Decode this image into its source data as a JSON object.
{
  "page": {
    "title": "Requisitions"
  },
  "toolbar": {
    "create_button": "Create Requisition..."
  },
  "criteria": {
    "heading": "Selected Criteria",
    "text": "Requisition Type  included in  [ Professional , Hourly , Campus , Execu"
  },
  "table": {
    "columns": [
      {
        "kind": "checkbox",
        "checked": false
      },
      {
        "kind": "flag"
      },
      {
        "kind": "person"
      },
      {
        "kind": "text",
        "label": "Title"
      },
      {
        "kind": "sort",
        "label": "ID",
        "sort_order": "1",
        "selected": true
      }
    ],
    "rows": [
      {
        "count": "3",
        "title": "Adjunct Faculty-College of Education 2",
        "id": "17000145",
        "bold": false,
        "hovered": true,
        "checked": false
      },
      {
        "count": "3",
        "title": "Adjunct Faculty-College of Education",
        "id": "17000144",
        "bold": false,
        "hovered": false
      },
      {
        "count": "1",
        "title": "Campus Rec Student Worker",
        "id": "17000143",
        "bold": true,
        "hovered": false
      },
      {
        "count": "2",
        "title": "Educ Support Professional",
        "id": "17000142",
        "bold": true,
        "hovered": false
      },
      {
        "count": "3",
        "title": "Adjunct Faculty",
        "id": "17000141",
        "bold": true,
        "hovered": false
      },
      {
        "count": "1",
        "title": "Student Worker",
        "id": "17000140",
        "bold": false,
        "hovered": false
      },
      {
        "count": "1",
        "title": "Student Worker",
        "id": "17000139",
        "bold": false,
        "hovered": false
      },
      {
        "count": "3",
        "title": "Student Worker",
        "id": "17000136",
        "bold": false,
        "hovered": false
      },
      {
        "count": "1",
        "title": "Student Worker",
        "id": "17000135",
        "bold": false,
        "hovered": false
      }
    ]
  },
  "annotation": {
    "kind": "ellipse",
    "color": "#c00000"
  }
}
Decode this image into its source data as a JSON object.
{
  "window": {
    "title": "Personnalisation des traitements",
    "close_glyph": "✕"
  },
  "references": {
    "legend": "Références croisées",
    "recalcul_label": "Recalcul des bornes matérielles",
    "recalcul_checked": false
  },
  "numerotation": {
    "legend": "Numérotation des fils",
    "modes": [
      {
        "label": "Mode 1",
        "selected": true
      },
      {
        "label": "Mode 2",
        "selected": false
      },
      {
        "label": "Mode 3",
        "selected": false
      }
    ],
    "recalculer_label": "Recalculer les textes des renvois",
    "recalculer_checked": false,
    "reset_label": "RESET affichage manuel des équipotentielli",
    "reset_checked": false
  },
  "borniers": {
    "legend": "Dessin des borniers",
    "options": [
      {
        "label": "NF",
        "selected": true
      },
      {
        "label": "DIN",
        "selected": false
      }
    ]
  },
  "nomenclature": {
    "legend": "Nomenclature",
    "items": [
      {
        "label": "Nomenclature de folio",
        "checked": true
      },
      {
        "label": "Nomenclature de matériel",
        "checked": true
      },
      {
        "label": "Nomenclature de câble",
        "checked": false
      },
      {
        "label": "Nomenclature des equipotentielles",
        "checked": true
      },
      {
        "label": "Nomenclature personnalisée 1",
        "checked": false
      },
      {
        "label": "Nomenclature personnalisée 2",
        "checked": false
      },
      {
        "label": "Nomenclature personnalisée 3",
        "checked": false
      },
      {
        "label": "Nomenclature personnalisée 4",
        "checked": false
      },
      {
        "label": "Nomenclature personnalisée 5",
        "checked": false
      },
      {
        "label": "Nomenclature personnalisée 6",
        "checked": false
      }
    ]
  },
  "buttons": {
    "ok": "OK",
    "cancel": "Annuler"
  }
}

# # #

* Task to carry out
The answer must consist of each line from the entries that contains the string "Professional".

* Solution to this task
    "text": "Requisition Type  included in  [ Professional , Hourly , Campus , Execu"
        "title": "Educ Support Professional",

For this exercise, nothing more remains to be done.